What the exercise asks: Write out every record in full, keeping each character exactly as it is.

Records shown:
──────────
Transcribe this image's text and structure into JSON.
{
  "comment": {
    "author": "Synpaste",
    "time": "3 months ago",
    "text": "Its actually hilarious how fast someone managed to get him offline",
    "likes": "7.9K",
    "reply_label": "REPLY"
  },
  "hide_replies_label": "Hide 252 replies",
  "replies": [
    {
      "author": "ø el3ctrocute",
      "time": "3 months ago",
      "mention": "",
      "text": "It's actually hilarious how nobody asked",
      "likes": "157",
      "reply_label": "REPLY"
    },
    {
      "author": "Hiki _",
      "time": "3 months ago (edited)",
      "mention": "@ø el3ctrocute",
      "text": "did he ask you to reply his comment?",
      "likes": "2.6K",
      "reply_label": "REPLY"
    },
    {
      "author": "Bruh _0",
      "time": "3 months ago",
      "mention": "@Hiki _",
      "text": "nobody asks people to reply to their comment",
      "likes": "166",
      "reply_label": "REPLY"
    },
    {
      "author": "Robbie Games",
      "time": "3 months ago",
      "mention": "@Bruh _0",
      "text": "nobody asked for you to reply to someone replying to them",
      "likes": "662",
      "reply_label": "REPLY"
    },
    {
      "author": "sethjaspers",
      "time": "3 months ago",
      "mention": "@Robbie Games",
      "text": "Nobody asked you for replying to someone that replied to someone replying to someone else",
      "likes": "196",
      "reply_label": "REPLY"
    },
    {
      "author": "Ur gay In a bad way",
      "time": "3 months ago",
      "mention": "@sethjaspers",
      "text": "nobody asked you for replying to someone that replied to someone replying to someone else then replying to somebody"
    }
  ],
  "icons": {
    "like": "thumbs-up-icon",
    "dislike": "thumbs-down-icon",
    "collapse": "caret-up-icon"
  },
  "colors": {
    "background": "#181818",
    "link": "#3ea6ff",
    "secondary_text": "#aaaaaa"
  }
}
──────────
Written answer:
Transcribe this image's text and structure into JSON.
{
  "comment": {
    "author": "Synpaste",
    "time": "3 months ago",
    "text": "Its actually hilarious how fast someone managed to get him offline",
    "likes": "7.9K",
    "reply_label": "REPLY"
  },
  "hide_replies_label": "Hide 252 replies",
  "replies": [
    {
      "author": "ø el3ctrocute",
      "time": "3 months ago",
      "mention": "",
      "text": "It's actually hilarious how nobody asked",
      "likes": "157",
      "reply_label": "REPLY"
    },
    {
      "author": "Hiki _",
      "time": "3 months ago (edited)",
      "mention": "@ø el3ctrocute",
      "text": "did he ask you to reply his comment?",
      "likes": "2.6K",
      "reply_label": "REPLY"
    },
    {
      "author": "Bruh _0",
      "time": "3 months ago",
      "mention": "@Hiki _",
      "text": "nobody asks people to reply to their comment",
      "likes": "166",
      "reply_label": "REPLY"
    },
    {
      "author": "Robbie Games",
      "time": "3 months ago",
      "mention": "@Bruh _0",
      "text": "nobody asked for you to reply to someone replying to them",
      "likes": "662",
      "reply_label": "REPLY"
    },
    {
      "author": "sethjaspers",
      "time": "3 months ago",
      "mention": "@Robbie Games",
      "text": "Nobody asked you for replying to someone that replied to someone replying to someone else",
      "likes": "196",
      "reply_label": "REPLY"
    },
    {
      "author": "Ur gay In a bad way",
      "time": "3 months ago",
      "mention": "@sethjaspers",
      "text": "nobody asked you for replying to someone that replied to someone replying to someone else then replying to somebody"
    }
  ],
  "icons": {
    "like": "thumbs-up-icon",
    "dislike": "thumbs-down-icon",
    "collapse": "caret-up-icon"
  },
  "colors": {
    "background": "#181818",
    "link": "#3ea6ff",
    "secondary_text": "#aaaaaa"
  }
}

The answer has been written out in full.